Your answer should be a single number: how many lines in the data below hold the string "Connections".
● ● ● ●
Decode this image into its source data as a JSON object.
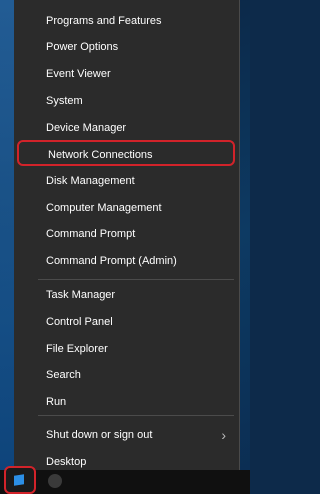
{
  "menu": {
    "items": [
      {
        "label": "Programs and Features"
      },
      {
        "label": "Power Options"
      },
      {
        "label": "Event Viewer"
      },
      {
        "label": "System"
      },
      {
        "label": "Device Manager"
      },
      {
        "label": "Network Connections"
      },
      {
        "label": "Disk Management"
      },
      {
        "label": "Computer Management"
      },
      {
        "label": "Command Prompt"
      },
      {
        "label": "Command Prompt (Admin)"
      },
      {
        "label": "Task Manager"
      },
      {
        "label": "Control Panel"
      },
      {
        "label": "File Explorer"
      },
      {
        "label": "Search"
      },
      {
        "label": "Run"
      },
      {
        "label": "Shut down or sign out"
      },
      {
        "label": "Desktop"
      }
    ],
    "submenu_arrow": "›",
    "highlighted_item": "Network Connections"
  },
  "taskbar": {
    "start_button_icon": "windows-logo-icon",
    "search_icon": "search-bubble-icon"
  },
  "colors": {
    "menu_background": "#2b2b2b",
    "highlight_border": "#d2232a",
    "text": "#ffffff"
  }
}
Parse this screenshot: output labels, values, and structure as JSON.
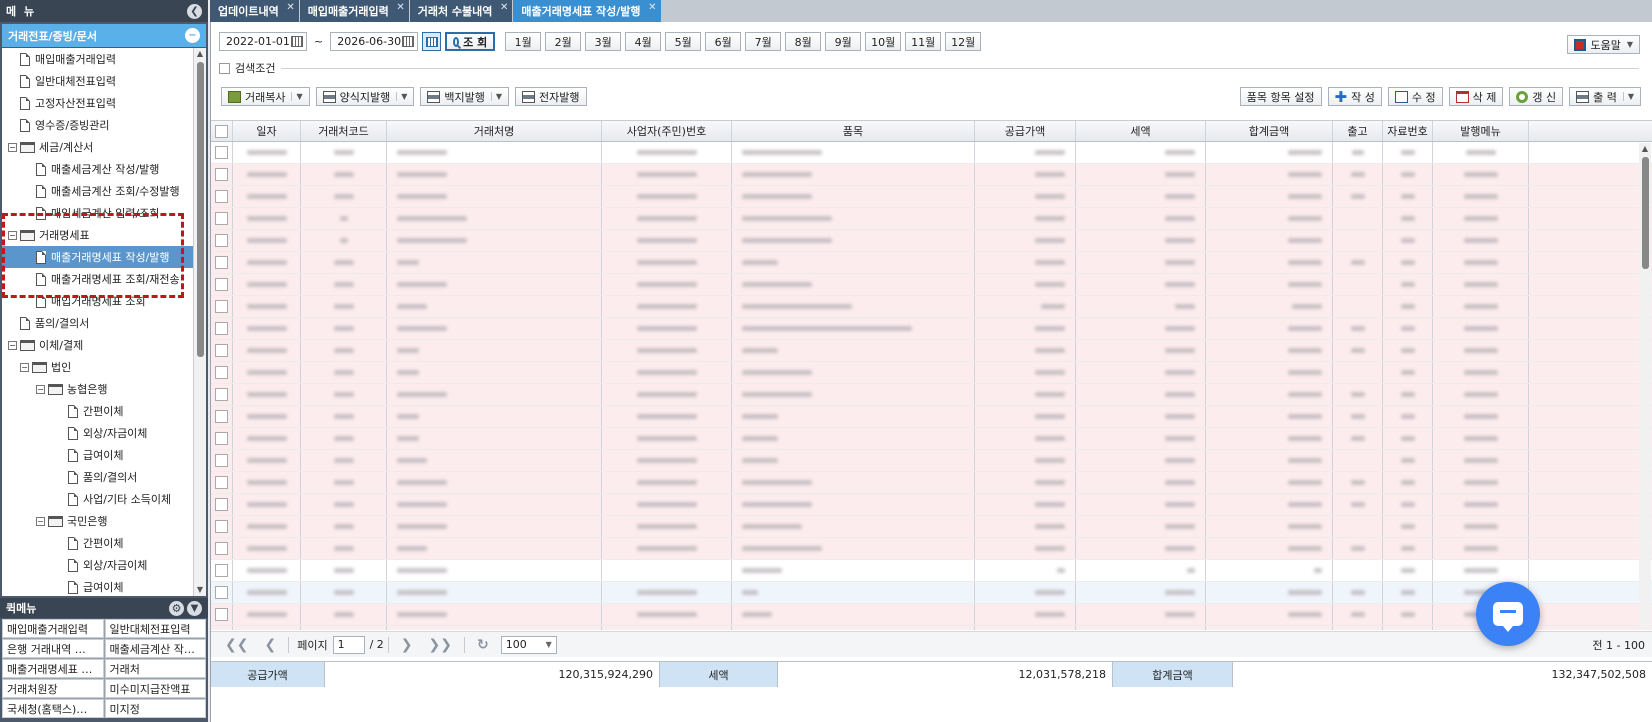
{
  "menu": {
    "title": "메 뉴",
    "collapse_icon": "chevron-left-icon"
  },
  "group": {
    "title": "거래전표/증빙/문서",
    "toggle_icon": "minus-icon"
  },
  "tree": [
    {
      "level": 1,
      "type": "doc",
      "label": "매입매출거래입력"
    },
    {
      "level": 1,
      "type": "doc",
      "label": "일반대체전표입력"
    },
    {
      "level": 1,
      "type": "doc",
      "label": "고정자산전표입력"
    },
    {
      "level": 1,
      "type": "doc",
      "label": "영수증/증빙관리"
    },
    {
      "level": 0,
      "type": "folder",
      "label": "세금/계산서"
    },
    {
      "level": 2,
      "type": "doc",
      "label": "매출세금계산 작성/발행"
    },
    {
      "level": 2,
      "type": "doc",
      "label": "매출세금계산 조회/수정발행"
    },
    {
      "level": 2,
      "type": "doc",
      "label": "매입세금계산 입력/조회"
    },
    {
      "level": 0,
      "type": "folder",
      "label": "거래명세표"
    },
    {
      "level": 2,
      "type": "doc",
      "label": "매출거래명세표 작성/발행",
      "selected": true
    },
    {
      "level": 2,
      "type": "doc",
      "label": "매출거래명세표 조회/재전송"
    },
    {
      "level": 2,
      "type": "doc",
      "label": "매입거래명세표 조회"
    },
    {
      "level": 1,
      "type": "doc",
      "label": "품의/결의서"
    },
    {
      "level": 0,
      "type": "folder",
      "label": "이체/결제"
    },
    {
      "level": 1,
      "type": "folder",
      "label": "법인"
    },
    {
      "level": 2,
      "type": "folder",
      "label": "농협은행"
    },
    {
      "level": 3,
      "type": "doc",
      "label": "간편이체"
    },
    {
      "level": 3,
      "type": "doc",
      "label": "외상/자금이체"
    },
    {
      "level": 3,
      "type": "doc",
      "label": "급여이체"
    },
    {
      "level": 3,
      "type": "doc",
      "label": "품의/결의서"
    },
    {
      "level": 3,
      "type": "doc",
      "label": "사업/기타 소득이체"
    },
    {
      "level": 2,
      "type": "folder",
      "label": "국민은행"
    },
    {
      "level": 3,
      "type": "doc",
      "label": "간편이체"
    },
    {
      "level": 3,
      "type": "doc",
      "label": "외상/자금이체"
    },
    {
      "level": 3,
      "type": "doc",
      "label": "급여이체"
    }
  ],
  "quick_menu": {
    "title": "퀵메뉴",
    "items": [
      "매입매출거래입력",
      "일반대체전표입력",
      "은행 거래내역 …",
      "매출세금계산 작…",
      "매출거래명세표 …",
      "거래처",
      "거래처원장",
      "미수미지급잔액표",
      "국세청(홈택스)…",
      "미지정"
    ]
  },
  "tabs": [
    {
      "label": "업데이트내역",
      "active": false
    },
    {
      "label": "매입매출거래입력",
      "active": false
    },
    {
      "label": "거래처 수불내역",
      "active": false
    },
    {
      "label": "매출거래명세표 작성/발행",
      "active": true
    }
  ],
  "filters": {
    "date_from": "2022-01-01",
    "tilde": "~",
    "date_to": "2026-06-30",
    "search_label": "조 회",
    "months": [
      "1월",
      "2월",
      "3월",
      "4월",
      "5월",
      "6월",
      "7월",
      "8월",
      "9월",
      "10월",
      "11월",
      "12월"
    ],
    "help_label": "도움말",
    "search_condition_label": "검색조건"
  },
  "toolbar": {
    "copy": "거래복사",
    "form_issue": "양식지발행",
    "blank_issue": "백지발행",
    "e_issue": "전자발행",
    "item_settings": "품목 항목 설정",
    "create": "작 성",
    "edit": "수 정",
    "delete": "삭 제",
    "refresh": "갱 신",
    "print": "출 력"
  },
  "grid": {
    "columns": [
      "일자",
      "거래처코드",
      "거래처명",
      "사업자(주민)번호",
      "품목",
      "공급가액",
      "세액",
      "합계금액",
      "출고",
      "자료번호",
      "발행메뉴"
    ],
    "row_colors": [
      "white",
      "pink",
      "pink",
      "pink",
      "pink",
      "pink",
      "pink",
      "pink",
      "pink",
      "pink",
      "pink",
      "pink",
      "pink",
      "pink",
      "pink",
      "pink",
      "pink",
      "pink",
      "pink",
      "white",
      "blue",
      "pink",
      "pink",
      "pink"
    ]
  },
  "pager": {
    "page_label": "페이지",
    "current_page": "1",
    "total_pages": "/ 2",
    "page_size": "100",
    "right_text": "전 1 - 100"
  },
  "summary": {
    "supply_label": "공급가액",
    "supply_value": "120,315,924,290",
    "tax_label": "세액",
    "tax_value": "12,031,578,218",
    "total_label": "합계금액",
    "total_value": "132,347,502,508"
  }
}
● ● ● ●
> _Answer space_: 2